▸ What is expected: The records below are to be written out exactly, with every picture omitted.

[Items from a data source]
........

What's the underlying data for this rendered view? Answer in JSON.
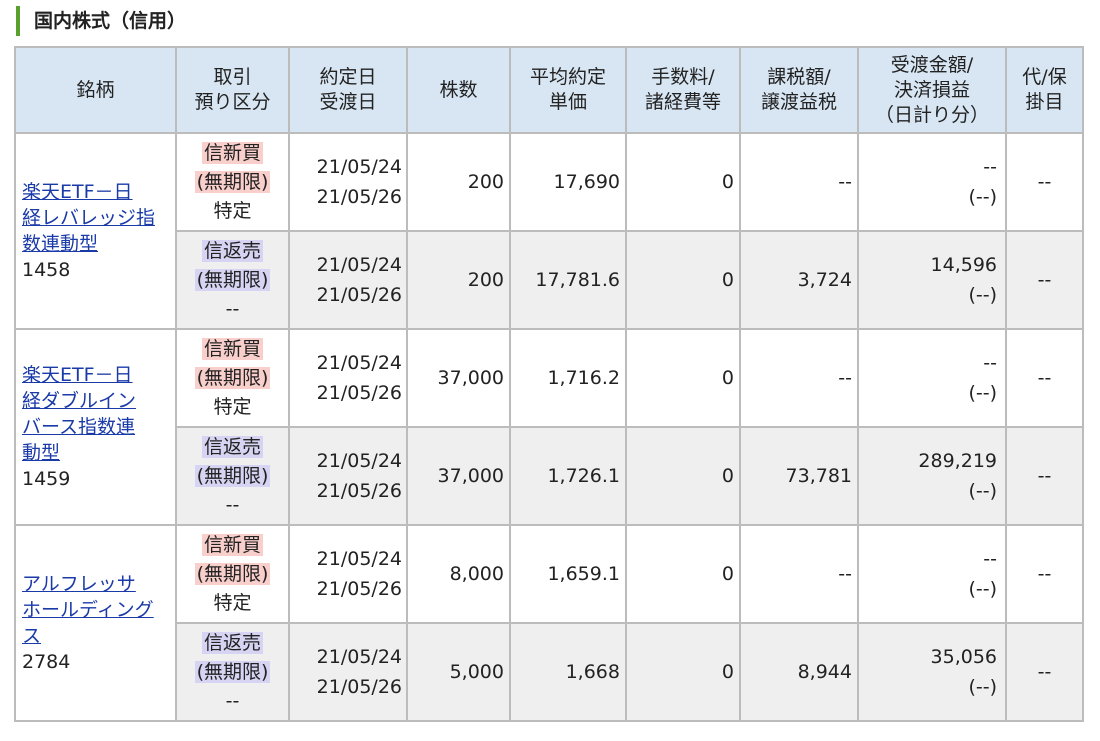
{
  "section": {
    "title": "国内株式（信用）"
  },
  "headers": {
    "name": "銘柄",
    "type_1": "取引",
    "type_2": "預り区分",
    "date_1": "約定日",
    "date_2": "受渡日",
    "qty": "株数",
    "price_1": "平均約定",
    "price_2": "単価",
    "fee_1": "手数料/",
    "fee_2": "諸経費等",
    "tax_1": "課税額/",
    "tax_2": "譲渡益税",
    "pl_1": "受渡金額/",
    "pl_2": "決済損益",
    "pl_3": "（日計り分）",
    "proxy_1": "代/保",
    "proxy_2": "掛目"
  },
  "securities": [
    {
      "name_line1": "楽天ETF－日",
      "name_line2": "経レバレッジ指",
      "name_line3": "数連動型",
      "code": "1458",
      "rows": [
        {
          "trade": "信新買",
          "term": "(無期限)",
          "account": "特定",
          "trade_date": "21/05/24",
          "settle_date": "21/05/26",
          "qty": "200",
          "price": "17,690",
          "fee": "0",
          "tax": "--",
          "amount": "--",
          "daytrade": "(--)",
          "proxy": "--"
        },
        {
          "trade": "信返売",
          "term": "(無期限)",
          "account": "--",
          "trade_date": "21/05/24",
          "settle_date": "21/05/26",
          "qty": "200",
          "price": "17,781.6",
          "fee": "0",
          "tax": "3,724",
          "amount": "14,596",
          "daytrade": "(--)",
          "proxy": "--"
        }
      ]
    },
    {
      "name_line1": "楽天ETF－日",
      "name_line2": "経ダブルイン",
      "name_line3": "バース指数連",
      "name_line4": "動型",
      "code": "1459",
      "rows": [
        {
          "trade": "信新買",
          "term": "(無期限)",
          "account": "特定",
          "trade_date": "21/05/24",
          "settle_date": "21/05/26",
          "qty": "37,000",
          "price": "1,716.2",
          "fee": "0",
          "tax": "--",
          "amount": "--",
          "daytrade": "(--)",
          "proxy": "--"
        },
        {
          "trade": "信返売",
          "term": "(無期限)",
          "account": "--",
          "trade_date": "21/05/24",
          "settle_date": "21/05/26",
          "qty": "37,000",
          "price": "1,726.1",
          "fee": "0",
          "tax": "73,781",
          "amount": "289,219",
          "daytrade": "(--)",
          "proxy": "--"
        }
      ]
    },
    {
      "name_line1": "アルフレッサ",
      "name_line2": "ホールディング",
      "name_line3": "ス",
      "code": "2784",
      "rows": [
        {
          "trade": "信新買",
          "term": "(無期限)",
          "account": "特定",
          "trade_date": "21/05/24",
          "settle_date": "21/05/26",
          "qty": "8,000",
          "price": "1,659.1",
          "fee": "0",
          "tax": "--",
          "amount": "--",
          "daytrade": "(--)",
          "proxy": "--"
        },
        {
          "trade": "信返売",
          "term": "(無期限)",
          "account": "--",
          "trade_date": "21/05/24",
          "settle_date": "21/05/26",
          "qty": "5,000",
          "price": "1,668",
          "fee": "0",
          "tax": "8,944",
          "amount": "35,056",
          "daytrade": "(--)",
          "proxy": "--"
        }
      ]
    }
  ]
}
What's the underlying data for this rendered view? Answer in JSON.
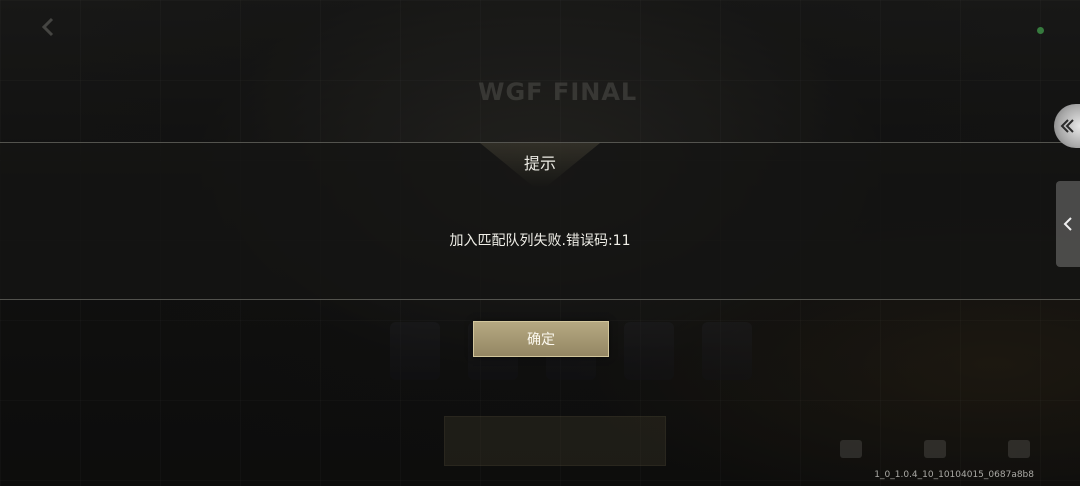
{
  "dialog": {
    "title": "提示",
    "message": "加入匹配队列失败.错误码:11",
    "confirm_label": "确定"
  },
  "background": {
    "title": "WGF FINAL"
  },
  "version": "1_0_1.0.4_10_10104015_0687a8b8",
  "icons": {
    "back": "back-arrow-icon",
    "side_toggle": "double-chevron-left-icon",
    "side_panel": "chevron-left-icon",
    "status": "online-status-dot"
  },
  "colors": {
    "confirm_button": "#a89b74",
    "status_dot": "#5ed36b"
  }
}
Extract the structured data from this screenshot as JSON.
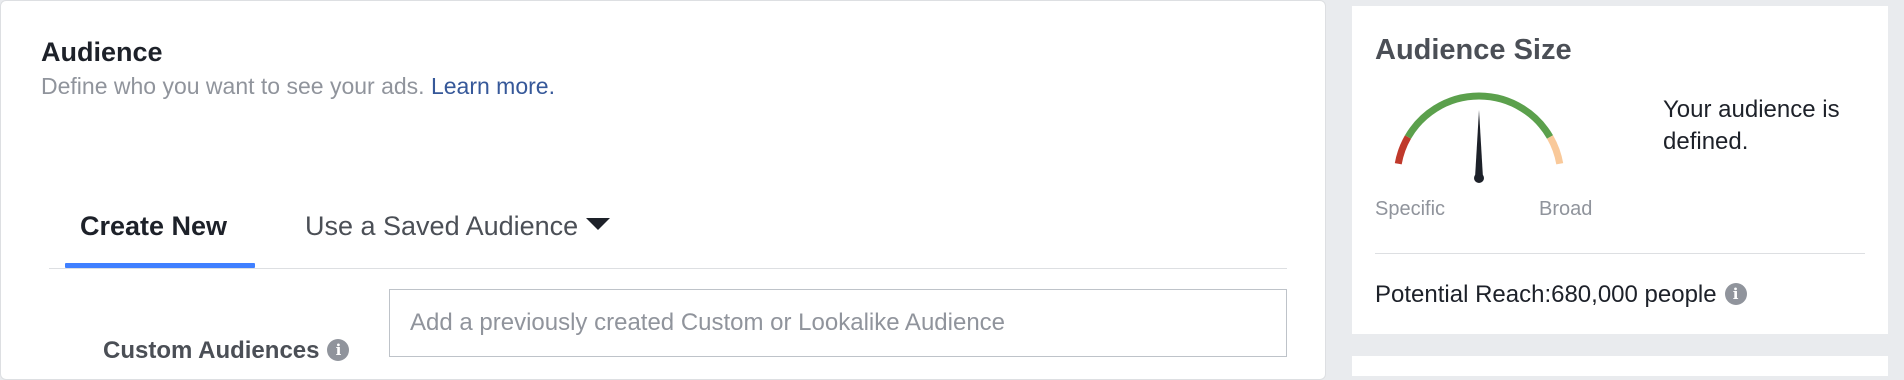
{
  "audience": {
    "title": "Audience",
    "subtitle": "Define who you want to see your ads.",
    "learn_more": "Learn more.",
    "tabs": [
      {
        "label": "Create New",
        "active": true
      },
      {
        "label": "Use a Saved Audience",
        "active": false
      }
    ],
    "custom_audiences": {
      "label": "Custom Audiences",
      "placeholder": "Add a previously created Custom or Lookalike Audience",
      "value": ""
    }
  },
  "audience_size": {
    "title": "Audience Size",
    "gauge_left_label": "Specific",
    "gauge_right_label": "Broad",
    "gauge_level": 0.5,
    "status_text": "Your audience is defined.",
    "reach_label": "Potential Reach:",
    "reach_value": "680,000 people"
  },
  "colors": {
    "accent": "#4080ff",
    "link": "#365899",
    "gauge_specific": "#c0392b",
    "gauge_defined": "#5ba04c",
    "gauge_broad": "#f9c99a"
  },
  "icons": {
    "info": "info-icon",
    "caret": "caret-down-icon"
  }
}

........

▸ Expected answer:
What's the underlying data for this rendered view? Answer in JSON.
{
  "section": {
    "title": "国内株式（信用）"
  },
  "headers": {
    "name": "銘柄",
    "type_1": "取引",
    "type_2": "預り区分",
    "date_1": "約定日",
    "date_2": "受渡日",
    "qty": "株数",
    "price_1": "平均約定",
    "price_2": "単価",
    "fee_1": "手数料/",
    "fee_2": "諸経費等",
    "tax_1": "課税額/",
    "tax_2": "譲渡益税",
    "pl_1": "受渡金額/",
    "pl_2": "決済損益",
    "pl_3": "（日計り分）",
    "proxy_1": "代/保",
    "proxy_2": "掛目"
  },
  "securities": [
    {
      "name_line1": "楽天ETF－日",
      "name_line2": "経レバレッジ指",
      "name_line3": "数連動型",
      "code": "1458",
      "rows": [
        {
          "trade": "信新買",
          "term": "(無期限)",
          "account": "特定",
          "trade_date": "21/05/24",
          "settle_date": "21/05/26",
          "qty": "200",
          "price": "17,690",
          "fee": "0",
          "tax": "--",
          "amount": "--",
          "daytrade": "(--)",
          "proxy": "--"
        },
        {
          "trade": "信返売",
          "term": "(無期限)",
          "account": "--",
          "trade_date": "21/05/24",
          "settle_date": "21/05/26",
          "qty": "200",
          "price": "17,781.6",
          "fee": "0",
          "tax": "3,724",
          "amount": "14,596",
          "daytrade": "(--)",
          "proxy": "--"
        }
      ]
    },
    {
      "name_line1": "楽天ETF－日",
      "name_line2": "経ダブルイン",
      "name_line3": "バース指数連",
      "name_line4": "動型",
      "code": "1459",
      "rows": [
        {
          "trade": "信新買",
          "term": "(無期限)",
          "account": "特定",
          "trade_date": "21/05/24",
          "settle_date": "21/05/26",
          "qty": "37,000",
          "price": "1,716.2",
          "fee": "0",
          "tax": "--",
          "amount": "--",
          "daytrade": "(--)",
          "proxy": "--"
        },
        {
          "trade": "信返売",
          "term": "(無期限)",
          "account": "--",
          "trade_date": "21/05/24",
          "settle_date": "21/05/26",
          "qty": "37,000",
          "price": "1,726.1",
          "fee": "0",
          "tax": "73,781",
          "amount": "289,219",
          "daytrade": "(--)",
          "proxy": "--"
        }
      ]
    },
    {
      "name_line1": "アルフレッサ",
      "name_line2": "ホールディング",
      "name_line3": "ス",
      "code": "2784",
      "rows": [
        {
          "trade": "信新買",
          "term": "(無期限)",
          "account": "特定",
          "trade_date": "21/05/24",
          "settle_date": "21/05/26",
          "qty": "8,000",
          "price": "1,659.1",
          "fee": "0",
          "tax": "--",
          "amount": "--",
          "daytrade": "(--)",
          "proxy": "--"
        },
        {
          "trade": "信返売",
          "term": "(無期限)",
          "account": "--",
          "trade_date": "21/05/24",
          "settle_date": "21/05/26",
          "qty": "5,000",
          "price": "1,668",
          "fee": "0",
          "tax": "8,944",
          "amount": "35,056",
          "daytrade": "(--)",
          "proxy": "--"
        }
      ]
    }
  ]
}
What's the underlying data for this rendered view? Answer in JSON.
{
  "dialog": {
    "title": "提示",
    "message": "加入匹配队列失败.错误码:11",
    "confirm_label": "确定"
  },
  "background": {
    "title": "WGF FINAL"
  },
  "version": "1_0_1.0.4_10_10104015_0687a8b8",
  "icons": {
    "back": "back-arrow-icon",
    "side_toggle": "double-chevron-left-icon",
    "side_panel": "chevron-left-icon",
    "status": "online-status-dot"
  },
  "colors": {
    "confirm_button": "#a89b74",
    "status_dot": "#5ed36b"
  }
}
Extract the structured data from this screenshot as JSON.
{
  "audience": {
    "title": "Audience",
    "subtitle": "Define who you want to see your ads.",
    "learn_more": "Learn more.",
    "tabs": [
      {
        "label": "Create New",
        "active": true
      },
      {
        "label": "Use a Saved Audience",
        "active": false
      }
    ],
    "custom_audiences": {
      "label": "Custom Audiences",
      "placeholder": "Add a previously created Custom or Lookalike Audience",
      "value": ""
    }
  },
  "audience_size": {
    "title": "Audience Size",
    "gauge_left_label": "Specific",
    "gauge_right_label": "Broad",
    "gauge_level": 0.5,
    "status_text": "Your audience is defined.",
    "reach_label": "Potential Reach:",
    "reach_value": "680,000 people"
  },
  "colors": {
    "accent": "#4080ff",
    "link": "#365899",
    "gauge_specific": "#c0392b",
    "gauge_defined": "#5ba04c",
    "gauge_broad": "#f9c99a"
  },
  "icons": {
    "info": "info-icon",
    "caret": "caret-down-icon"
  }
}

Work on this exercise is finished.